Neil Hamilton is best known to the boob tube generation as Commissioner Gordon in the Batman television series (1966-68). As James Parker’s young partner Harry Holt, he is understandably immediately smitten with O’Sullivan’s Jane Parker. He seems like a stand-up sort of guy and shows smarts and nerve in some tense situations. One expects that Holt will be set up as a contentious plot point in a love triangle with Jane and Tarzan, but that angle is never really exploited. However, we are left to wonder if a bit of jealousy on Holt’s part results in some of his trigger-happy behavior.
The film takes its time establishing its African setting and introducing us to the characters of James Parker, Jane Parker, and Harry Holt. Once their safari begins, they encounter one danger after another while being teased by Tarzan’s presence. The jungle man’s eerie and powerful cry is first heard from a distance and eventually dispels a threat from jungle beasts. That Tarzan yell is probably the most famous movie sound effect ever. There has been much speculation (and probably plenty of disinformation) about just how that mighty yodel was created, but it is perfect.

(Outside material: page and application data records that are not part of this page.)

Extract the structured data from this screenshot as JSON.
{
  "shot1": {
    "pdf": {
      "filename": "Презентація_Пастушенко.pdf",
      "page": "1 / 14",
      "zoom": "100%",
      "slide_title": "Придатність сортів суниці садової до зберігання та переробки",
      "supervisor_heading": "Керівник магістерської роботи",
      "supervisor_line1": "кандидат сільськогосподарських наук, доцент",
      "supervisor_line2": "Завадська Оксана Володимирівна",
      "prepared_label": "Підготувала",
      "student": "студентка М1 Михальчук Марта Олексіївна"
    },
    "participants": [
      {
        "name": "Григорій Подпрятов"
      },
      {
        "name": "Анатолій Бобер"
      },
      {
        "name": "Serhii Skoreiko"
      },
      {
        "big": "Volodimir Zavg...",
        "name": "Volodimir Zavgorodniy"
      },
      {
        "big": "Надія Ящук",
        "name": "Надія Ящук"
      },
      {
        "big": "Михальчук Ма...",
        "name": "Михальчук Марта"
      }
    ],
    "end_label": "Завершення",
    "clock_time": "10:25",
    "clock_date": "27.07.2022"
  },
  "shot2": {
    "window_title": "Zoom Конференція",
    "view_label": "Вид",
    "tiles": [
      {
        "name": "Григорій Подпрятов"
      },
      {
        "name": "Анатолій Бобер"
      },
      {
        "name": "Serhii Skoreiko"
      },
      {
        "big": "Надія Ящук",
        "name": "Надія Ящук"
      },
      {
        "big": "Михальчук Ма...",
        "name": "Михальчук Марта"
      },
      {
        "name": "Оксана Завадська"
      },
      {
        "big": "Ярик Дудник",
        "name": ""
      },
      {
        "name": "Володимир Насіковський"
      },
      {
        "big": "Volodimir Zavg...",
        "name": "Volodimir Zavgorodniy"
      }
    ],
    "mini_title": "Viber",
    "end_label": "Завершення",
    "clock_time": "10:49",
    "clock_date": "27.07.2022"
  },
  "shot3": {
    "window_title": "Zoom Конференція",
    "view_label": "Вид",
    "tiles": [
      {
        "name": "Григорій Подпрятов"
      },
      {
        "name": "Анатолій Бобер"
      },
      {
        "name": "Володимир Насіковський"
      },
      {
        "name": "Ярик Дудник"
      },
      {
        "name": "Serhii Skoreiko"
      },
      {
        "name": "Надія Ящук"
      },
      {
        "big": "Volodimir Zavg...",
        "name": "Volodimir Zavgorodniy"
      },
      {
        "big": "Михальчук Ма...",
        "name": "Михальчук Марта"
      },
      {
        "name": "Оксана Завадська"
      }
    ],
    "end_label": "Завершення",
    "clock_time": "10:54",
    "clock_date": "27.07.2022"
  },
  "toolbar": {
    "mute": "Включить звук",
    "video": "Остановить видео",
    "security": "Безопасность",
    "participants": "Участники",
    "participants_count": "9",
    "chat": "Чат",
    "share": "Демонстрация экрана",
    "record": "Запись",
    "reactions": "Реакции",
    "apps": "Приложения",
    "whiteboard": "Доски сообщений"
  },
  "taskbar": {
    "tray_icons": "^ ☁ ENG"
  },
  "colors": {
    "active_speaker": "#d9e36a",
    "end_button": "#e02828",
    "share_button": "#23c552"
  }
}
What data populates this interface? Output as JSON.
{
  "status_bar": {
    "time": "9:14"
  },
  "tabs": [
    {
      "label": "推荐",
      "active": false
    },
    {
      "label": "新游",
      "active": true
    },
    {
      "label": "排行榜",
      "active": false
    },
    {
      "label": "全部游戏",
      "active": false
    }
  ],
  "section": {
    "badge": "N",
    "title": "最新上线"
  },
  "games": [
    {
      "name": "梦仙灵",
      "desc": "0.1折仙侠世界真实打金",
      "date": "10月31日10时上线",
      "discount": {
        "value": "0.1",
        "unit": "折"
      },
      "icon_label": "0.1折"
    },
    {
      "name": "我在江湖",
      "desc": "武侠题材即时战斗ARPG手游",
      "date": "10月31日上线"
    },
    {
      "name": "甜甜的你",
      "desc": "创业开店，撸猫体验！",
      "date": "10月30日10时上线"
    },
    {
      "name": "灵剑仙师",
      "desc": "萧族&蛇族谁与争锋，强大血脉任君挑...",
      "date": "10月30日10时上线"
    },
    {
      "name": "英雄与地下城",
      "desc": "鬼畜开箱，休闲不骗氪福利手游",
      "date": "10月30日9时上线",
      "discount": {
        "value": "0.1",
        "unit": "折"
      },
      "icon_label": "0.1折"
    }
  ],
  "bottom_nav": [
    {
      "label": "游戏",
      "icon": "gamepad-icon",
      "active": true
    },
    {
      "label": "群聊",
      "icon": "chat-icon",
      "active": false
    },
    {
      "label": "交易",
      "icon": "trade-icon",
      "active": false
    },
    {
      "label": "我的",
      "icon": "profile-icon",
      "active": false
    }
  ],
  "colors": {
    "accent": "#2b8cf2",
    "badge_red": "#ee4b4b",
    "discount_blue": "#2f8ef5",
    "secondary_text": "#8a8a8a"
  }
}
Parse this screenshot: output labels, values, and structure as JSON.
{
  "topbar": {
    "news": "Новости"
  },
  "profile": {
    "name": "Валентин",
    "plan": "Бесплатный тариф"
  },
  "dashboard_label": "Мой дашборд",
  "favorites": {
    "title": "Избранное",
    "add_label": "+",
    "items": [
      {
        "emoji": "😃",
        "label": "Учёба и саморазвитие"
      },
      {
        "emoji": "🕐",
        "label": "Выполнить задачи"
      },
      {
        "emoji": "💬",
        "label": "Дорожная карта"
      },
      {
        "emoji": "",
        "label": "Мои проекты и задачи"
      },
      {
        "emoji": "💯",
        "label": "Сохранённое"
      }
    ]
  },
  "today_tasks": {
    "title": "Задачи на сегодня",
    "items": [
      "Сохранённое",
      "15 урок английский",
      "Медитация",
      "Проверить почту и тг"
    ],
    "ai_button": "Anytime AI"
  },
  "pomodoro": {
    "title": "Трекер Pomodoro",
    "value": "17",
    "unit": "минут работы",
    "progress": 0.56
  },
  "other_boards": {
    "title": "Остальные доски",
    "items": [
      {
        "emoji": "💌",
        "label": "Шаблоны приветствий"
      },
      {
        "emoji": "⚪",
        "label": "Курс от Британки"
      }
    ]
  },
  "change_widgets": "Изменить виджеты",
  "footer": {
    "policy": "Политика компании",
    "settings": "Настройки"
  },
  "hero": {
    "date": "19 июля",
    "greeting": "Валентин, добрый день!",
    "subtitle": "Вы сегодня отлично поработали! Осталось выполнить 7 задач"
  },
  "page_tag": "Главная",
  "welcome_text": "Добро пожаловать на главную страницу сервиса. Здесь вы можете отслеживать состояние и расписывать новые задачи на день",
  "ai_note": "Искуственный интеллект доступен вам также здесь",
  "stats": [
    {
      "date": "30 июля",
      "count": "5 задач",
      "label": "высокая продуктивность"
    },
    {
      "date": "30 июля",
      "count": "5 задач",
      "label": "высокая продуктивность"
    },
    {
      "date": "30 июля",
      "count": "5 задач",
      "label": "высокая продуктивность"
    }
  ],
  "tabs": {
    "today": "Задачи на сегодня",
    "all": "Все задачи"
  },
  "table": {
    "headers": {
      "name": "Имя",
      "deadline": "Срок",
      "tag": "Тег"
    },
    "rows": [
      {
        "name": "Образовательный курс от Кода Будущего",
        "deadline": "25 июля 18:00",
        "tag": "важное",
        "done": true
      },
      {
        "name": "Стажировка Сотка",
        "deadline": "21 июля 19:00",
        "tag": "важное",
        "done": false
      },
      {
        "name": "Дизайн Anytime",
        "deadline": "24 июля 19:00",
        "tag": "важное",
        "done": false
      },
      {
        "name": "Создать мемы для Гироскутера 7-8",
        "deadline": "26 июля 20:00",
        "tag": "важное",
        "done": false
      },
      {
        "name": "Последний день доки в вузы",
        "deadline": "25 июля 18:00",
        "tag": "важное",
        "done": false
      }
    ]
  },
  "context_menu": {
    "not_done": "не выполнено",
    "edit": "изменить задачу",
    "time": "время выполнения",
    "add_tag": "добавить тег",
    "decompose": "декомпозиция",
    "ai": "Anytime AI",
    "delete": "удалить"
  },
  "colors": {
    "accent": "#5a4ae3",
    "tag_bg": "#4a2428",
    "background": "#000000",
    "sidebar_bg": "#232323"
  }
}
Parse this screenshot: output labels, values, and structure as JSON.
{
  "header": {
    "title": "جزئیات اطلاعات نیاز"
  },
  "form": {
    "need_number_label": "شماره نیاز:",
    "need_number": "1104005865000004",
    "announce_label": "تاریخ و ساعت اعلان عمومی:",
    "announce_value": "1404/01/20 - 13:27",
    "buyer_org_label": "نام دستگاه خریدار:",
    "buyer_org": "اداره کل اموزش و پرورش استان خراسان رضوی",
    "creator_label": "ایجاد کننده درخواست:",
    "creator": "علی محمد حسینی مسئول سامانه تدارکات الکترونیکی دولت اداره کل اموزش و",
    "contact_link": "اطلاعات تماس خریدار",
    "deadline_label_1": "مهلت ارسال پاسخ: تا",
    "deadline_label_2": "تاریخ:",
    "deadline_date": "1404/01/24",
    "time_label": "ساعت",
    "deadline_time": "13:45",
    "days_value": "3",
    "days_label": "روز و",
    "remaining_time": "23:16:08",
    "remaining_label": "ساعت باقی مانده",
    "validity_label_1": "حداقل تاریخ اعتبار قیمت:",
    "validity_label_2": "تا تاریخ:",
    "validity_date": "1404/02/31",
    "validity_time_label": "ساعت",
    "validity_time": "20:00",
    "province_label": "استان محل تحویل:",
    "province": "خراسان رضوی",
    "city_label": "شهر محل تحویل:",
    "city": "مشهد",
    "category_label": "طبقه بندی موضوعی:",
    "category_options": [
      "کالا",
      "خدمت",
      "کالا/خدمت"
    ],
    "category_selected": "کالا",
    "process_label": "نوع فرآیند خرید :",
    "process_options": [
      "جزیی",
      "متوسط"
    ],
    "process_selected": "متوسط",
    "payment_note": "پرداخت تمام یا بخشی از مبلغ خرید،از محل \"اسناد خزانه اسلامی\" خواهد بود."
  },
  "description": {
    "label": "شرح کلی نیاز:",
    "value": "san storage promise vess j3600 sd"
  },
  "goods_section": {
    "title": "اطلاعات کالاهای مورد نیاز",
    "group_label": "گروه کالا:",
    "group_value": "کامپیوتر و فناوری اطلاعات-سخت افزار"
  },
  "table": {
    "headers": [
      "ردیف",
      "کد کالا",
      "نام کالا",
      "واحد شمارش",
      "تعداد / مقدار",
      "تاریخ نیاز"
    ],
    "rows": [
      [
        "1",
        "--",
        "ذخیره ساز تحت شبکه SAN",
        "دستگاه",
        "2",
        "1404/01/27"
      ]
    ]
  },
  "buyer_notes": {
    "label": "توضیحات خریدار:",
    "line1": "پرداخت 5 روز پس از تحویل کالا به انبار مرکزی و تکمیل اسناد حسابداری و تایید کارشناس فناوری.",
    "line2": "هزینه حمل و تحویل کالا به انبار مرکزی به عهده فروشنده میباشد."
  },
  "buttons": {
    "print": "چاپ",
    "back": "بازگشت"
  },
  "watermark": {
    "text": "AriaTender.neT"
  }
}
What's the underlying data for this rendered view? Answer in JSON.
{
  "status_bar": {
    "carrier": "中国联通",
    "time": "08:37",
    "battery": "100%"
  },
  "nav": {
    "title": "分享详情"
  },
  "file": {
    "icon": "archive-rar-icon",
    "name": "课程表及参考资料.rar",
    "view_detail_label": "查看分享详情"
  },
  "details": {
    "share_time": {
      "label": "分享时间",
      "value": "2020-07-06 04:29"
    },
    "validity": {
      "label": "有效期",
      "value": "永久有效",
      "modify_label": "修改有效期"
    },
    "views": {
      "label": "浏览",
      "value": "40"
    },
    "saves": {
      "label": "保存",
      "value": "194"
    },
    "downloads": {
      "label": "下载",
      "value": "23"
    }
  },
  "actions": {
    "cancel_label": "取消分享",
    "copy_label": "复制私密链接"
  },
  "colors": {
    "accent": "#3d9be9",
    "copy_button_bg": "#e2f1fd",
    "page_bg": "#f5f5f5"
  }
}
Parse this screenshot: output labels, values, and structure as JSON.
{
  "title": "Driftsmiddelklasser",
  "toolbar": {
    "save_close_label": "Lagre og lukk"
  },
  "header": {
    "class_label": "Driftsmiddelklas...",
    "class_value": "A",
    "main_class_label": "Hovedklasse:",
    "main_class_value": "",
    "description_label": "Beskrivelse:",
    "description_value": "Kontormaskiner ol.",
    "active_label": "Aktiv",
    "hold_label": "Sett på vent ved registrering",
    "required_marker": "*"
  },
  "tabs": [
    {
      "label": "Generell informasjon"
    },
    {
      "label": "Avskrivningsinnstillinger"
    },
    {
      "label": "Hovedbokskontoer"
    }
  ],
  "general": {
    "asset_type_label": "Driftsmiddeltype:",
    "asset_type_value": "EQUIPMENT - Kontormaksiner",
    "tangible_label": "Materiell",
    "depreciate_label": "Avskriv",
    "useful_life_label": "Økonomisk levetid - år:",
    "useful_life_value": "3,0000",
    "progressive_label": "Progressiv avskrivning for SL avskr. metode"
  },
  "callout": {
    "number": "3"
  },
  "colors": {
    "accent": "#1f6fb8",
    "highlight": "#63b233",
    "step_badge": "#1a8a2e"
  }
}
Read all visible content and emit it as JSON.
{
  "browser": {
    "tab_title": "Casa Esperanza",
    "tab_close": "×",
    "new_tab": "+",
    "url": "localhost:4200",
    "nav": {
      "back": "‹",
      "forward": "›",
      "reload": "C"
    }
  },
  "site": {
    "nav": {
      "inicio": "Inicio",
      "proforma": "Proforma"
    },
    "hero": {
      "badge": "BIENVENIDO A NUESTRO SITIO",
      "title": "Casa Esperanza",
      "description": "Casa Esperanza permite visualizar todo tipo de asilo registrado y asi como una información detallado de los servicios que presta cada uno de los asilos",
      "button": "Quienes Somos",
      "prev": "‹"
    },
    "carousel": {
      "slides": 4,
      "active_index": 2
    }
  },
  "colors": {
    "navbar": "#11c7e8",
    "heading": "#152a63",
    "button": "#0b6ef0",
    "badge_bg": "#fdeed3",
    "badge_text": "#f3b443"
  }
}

Once Tarzan makes the scene, things stay varied and interesting. Between the bouts of ape-man action, there are playful and intimate moments between Tarzan and Jane as they get acquainted. This is all building up to sex that is proposed without dialogue; only O’Sullivan’s sensitivity and Weissmuller’s simplicity and body language are needed to tell us what happens next.
Other pre-Code highlights are of the grisly kind. There are rampaging hippos seemingly conspiring with the voracious crocodiles to make the river run red with safari-member munchies. The nightmarish climax features a hostile tribe of dwarfs lowering their captured victims one-by-one into a pit containing a huge, gorilla monster.
MGM’s Tarzan the Ape Man set a high bar for adventure films, and Tarzan films in particular. Hollywood’s grandest film studio spent plenty of money to lavish a lot of action, violence, effects, exotic animals, and expansive jungle sets on this first installment in their iconic series. Their follow-up, Tarzan and His Mate (1934), was probably the best Tarzan film ever made. It was a tough act to follow for competing Tarzan productions of the 1930s and ever since. The Weissmuller-starring Tarzan films were a major factor in the character’s lasting rank as a world-famous pop culture hero.